"Listening to Ted Hearne and Philip White’s R We Who R We is a bit like attempting to force the beaters of an electric hand mixer through one’s nostrils and into the brain, then flipping the power on…and this is an unequivocally good thing. Using Top 40 hits like Ke$ha’s “We R Who We R” and Madonna’s “Material Girl” as a point of departure, vocal hellion Hearne and electronic conjurer White hook listeners with the familiar while hurtling through often confrontational and exceptionally potent sonic deconstructions. Other than the lyric content, almost nothing remains of the source material, offering not pop-tune covers but compositional reinventions.

Hearne, who honed his classical chops at the Manhattan and Yale Schools of Music, drags his vocal cords through their paces. “Hi Is My Name” revs up Eminem’s ubiquitous flow to breakneck speed, tearing through syllables and forcing the listener to play catch-up. On “Original Self,” an original track, it’s as if the Chicago native is attempting to argue with Auto-Tune, railing against its magnetism as he wails atop a chorus of dental drills. Hearne’s inventive reimaginings of the lyrics draw you in, while White’s self-described “non-linear feedback system” similarly cloaks the deliberately provocative sound world of noise music in the shiny bluster of pop production. The result is something eminently, if weirdly, danceable and utterly gripping."

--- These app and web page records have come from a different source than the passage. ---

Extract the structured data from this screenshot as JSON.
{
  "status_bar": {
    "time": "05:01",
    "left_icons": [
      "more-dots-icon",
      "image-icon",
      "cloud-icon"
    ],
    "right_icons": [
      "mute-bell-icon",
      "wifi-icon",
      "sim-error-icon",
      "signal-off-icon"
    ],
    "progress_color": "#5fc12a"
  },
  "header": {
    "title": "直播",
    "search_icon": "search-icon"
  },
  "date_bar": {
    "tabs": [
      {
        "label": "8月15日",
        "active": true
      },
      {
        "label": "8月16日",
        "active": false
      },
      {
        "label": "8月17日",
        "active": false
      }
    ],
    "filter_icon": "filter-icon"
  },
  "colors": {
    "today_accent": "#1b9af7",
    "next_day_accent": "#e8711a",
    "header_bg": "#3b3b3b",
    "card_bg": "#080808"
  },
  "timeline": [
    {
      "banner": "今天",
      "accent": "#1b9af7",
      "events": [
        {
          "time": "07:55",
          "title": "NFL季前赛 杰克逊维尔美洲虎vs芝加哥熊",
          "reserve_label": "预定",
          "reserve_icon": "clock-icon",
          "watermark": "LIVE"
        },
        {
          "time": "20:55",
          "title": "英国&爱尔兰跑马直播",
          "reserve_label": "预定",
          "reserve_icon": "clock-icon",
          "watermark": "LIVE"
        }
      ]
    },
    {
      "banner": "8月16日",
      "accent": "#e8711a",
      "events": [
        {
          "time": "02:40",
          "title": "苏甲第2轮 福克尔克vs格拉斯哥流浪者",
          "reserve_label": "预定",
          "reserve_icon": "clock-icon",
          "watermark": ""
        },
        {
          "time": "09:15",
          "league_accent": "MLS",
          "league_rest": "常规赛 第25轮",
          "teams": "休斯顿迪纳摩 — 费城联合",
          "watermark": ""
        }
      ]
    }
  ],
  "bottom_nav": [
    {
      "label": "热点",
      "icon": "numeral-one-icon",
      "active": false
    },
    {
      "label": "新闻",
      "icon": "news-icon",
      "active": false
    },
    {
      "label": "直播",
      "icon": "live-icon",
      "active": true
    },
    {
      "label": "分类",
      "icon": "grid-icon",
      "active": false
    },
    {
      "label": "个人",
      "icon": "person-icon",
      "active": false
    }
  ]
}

We're done writing our second album and are working on the performance and production! We'll be ready to go with that in early 2016.